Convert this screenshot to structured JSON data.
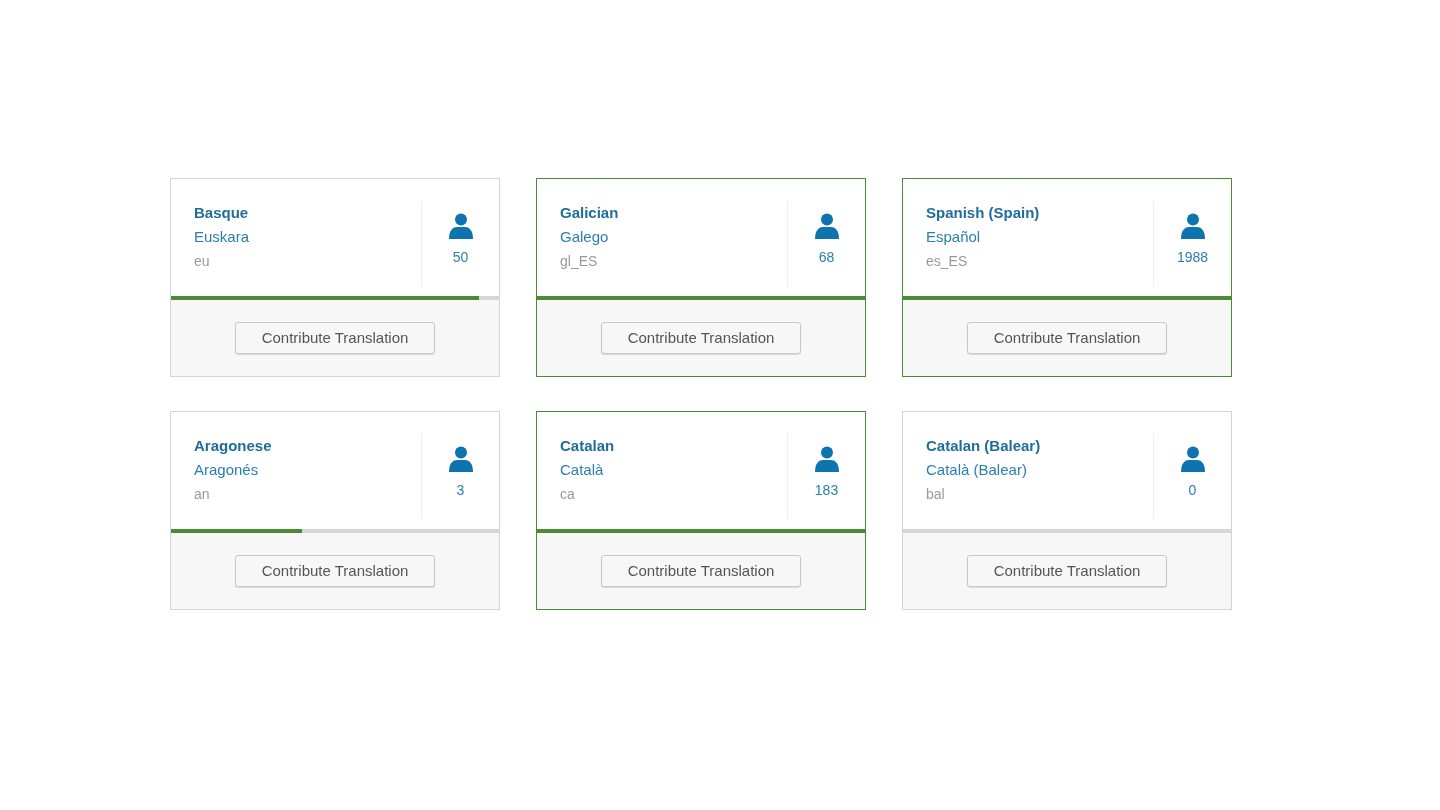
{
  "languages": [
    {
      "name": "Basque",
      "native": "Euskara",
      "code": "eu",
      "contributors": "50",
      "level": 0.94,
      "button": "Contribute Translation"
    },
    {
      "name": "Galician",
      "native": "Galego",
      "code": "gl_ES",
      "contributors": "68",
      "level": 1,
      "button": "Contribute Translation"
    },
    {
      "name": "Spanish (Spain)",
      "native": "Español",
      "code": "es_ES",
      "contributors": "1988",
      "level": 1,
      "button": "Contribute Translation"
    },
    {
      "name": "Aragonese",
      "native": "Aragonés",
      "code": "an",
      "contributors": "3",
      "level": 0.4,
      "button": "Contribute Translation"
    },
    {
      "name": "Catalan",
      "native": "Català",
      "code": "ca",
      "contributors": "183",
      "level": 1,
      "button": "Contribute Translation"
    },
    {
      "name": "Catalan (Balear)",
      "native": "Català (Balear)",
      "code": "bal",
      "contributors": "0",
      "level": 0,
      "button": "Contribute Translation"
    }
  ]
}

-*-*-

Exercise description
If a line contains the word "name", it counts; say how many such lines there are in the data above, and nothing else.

Answer to the problem
6